--- Dataset records Enclosed Below ---

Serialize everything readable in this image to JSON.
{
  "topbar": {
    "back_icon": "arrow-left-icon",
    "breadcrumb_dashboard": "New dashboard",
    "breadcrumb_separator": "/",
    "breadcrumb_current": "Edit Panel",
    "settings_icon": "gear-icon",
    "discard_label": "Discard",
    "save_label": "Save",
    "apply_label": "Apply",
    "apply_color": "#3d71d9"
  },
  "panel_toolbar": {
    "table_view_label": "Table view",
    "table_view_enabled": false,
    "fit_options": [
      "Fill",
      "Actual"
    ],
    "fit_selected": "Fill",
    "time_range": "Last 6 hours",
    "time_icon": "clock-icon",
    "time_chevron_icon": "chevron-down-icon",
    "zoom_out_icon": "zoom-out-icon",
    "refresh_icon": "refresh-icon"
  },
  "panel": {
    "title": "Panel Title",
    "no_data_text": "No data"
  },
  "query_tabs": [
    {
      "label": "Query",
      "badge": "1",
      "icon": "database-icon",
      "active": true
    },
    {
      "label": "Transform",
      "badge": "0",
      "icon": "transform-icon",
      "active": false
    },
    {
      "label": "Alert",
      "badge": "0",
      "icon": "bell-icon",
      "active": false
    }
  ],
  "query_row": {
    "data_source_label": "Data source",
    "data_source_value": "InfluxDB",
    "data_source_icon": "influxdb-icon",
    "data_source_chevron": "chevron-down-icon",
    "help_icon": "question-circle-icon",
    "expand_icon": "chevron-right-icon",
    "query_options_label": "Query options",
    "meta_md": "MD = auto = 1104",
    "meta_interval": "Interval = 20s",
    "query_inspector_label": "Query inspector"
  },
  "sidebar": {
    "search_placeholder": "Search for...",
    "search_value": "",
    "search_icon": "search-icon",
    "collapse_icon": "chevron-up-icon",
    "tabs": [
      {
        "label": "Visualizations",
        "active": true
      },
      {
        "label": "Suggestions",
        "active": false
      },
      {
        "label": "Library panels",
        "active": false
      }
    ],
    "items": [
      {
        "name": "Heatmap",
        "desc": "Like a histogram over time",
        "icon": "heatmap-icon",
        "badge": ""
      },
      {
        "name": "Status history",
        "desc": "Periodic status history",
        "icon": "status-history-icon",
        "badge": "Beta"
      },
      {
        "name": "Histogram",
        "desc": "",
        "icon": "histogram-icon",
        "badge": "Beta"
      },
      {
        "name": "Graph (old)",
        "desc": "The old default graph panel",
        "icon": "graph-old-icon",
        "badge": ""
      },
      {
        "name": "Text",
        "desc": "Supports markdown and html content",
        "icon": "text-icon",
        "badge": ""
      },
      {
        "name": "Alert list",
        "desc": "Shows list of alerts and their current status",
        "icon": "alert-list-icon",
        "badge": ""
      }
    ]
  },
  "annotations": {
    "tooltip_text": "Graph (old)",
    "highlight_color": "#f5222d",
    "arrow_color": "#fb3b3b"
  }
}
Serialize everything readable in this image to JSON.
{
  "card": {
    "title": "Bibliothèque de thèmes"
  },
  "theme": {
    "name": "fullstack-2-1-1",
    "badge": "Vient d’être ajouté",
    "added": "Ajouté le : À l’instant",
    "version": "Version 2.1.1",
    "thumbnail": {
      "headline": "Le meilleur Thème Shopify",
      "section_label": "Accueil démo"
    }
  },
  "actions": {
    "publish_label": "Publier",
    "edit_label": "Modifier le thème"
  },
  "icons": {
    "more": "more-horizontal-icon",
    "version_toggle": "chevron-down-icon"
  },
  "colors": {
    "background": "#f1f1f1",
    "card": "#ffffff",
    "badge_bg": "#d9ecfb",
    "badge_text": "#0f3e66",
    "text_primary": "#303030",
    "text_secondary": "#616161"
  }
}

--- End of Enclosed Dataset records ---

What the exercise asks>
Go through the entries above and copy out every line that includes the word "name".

Response for this exercise>
        "name": "Heatmap",
        "name": "Status history",
        "name": "Histogram",
        "name": "Graph (old)",
        "name": "Text",
        "name": "Alert list",
    "name": "fullstack-2-1-1",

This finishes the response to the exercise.